Notwithstanding anything contained in Sections 7, 9 and 10, no application for initiation of corporate insolvency resolution process of a corporate debtor shall be filed, for any default arising on or after 25th March, 2020...Insolvency and Bankruptcy Code (Amendment) Ordinance, 2020
Section 7, 9 and 10 of the Insolvency and Bankruptcy Code, 2016 allow for insolvency filings by financial creditors, operational creditors and the corporate debtor itself. This effectively shuts down all insolvency filings against any company that defaults on a debt or payment.
The ordinance suspends these sections on grounds that
- the pandemic has created uncertainty and stress for business for reasons beyond their control
- the nationwide lockdown has added to disruption of normal business operations
- in such circumstances it would be difficult to find adequate number of resolution applicants for a distressed/defaulting business
The ordinance also perpetually prohibits initiation of insolvency proceedings on account of default committed by the company during these six months (or a year if the suspension is extended).
The six-month IBC suspension will run almost parallel to a six-month loan moratorium that banks and non banking financial companies can extend to borrowers. Hence, the likelihood of financial defaults during this period are slim to none and few banks and NBFCs would have had cause to invoke IBC. But the RBI moratorium does not apply to other financial creditors, such as bond and debenture holders, those to whom receivables have been sold etc.. In case of a default, they can no longer invoke IBC.
“...the practical impact of this exclusion is more likely to be felt by creditors who are outside the RBI framework and those who have not granted borrowers a moratorium,” L Vishwanathan, of law firm Cyril Amarchand Mangaldas said in an emailed comment.
The suspension will also curb operational creditors, such as vendors and suppliers, from filing insolvency proceedings against corporate debtors. It will also block corporate debtors from self-filing in order to restructure debt.
While the ordinance is intended to provide respite to the corporate debtor, taking away recourse under IBC will only mean ballooning of the liabilities without resolution, Ajay Shaw, partner at DSK Legal, said in an emailed comment to BloombergQuint. “Having said that, in such a situation lenders and corporate debtor will need to look at options of restructuring.
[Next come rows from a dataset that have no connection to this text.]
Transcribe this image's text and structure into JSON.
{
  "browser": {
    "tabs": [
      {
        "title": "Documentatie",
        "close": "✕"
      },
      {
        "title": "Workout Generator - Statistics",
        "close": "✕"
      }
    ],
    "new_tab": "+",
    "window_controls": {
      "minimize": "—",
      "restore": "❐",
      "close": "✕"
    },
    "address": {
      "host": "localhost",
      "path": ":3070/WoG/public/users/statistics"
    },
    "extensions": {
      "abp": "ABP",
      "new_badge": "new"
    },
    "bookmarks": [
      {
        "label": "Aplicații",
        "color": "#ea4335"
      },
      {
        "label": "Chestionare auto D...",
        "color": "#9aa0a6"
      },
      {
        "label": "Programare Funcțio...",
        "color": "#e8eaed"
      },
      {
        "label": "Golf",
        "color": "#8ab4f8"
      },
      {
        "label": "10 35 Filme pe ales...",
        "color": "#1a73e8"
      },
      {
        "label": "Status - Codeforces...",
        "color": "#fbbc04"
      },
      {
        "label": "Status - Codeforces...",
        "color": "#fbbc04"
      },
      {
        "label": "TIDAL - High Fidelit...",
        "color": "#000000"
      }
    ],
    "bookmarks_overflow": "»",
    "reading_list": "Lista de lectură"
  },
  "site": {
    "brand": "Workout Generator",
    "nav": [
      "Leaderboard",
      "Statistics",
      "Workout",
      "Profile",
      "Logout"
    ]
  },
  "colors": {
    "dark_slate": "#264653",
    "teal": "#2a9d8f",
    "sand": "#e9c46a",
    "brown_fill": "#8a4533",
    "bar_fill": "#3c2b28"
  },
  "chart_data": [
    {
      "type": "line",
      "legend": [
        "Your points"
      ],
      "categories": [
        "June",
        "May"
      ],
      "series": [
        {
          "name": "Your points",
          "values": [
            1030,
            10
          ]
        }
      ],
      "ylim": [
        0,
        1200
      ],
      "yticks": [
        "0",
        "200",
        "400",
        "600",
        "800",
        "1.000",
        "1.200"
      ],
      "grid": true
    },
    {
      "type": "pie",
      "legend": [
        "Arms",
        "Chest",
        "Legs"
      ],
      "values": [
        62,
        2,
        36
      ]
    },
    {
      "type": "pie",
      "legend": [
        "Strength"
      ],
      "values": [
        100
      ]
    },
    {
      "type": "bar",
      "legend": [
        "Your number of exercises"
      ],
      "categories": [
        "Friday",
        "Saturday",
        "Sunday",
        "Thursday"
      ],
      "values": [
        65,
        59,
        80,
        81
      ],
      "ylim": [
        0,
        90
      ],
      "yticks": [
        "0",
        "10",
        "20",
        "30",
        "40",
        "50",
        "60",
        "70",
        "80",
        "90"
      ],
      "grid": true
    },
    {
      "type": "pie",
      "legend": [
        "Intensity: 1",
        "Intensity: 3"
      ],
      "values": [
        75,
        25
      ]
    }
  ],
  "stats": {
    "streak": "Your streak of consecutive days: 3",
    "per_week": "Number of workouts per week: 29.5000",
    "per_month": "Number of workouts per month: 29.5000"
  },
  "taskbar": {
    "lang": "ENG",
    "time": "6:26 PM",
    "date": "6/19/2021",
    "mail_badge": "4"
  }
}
It may also require lenders and corporate debtor to look at a scheme of restructuring under Section 230-32 of the Companies Act.”
Sudip Mahapatra, partner at S&R Associates, said while the ordinance is a welcome move, the suspension of voluntary initiation of insolvency proceedings by companies themselves isn’t warranted. “If a company based on the circumstances believes that the best option for it is to undergo insolvency, it should be permitted to exercise the option.”
The ordinance clarifies that the suspension won’t apply for defaults committed prior to March 25, 2020. It has also said that resolution professionals will be barred from initiating fraudulent trading or wrongful trading application against directors of companies where the IBC process is suspended.
(Corrects an earlier version that misstated Sudip Mahapatra’s first name)
Watch | Quick analysis of the ordinance